I don’t think a newbie can ever plan about getting a first client. As a newbie, the first client just ”happens.” The amount of planning, the number of emails sent or the number of references made doesn’t really matter.
It is all about the efforts made to deserve that first client not the efforts made to achieve that first client.
The things which matter the most are what kind of work the person has already done, the quality and consistency of the work and the platforms used to showcase that work. As a content writer, it depends on the frequency of writing content and the quality of content. Let the words and efforts decide whether the newbie deserves that first client or not.
Q. The second half of the last decade saw decision-makers getting more inclined towards personal and brand building, What shift/rise can be expected in this new decade?
This is true. A lot of people ask me about personal branding and building thought leadership. The idea behind this concept is that the customers will trust an individual more than a brand. If someone is the face of their brand, it is that person the audience will trust first.
Now, people, especially decision-makers like CEOs, founders and other board members are starting to realise the importance of building a personal brand because by making the audience trust a person, they aim at increasing the audience’s loyalty towards the brand.
Let me give you my example. I started putting up content last year on LinkedIn which has made people trust me and they really enjoy reading my content (smiles.) I receive comments about my posts being inspirational and a joy to read. A few months ago, I started my Instagram account and I posted about it on LinkedIn. The very next day, I had over 200 followers on a brand new account! That’s how personal branding helps organisations and individuals to channel their audience and cross-promote themselves, their team, their brands and products. I would suggest all the decision-makers to add personal branding to the top of their priority list.
Q. If someone aspires to be a content writer one day, what should be the first thing to do?
Just start writing. There is nothing else you can do.

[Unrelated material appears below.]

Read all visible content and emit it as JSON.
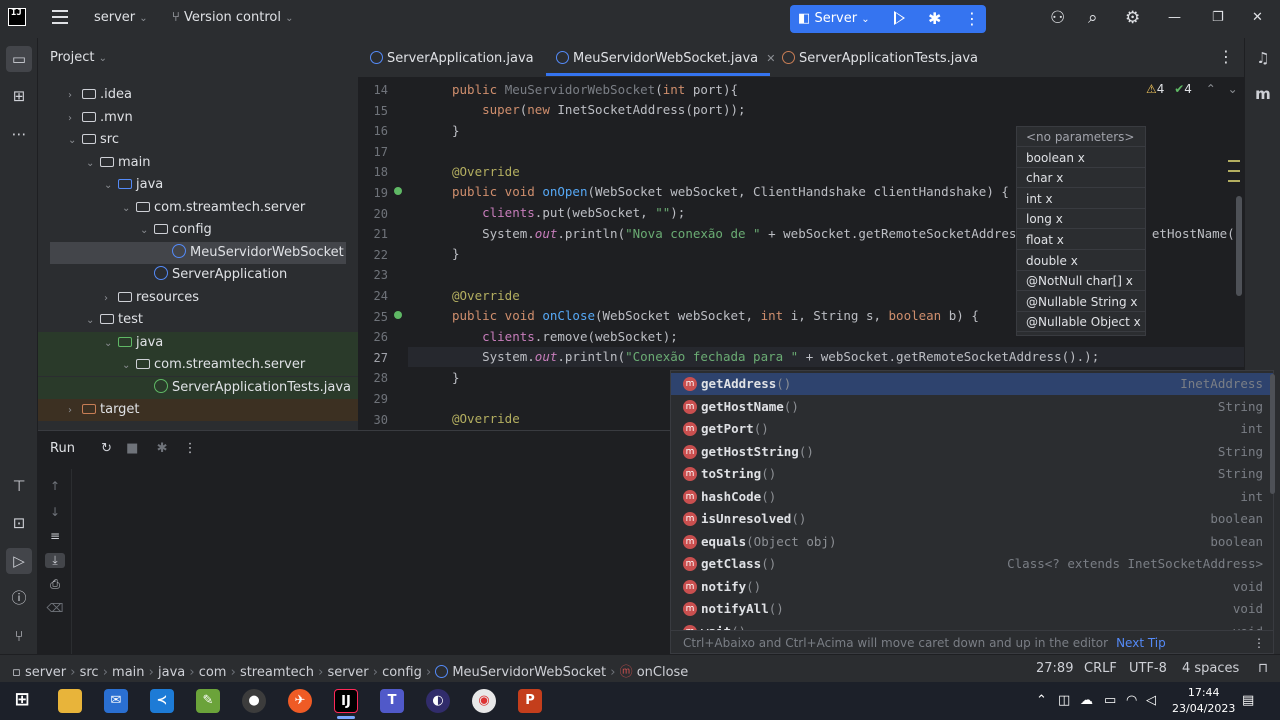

If you want to be a writer, you need to get up and write. Write anything you want, but start writing something. Write every single day, be it a post on Facebook, Instagram, a small blog, a journal entry about your day or a long message to your friend. Because content writing is all about writing.
Once you start writing every single day, the process of writing, your command over your language and your writing skills will improve. You will get faster and better and there will come a point where you realise whether writing is for you or not. If you can do this every day, for about 3 – 4 months and you are not tired by it, and you still want to explore and keep writing, then is the right time for you to think that you can actually make money from it. That’s when you actually get into the field of content writing.
I would also suggest to probably intern somewhere. An internship could give you a basic idea about digital marketing, PR and other specific forms of writing. Apart from an internship, you could also just write, initially for free or at a low cost for a friend, a few Instagram posts for a friend who is a fitness freak, a few Facebook posts for a friend who sells handmade necklaces, or an effective letter on your sibling’s behalf to the principal for an exemption or something. When you start writing for other people, you will get the hang of eventually learning to write for your clients. If you aspire to be a content writer, stop aspiring and start doing because aspiration is good but is nothing without acting upon it.
So, if you want to write and be a writer, please just start writing.
About Shreya Pattar
Shreya Pattar is a full-time student, full-time writer and full-time Taylor Swift fan. She is committed to her passion for writing, as can be seen through her many exciting posts on LinkedIn. Although she writes all forms and genres of content, Shreya is especially exceptional at LinkedIn marketing, and helping her clients build a successful personal brand. To hire Shreya, drop her a message on LinkedIn!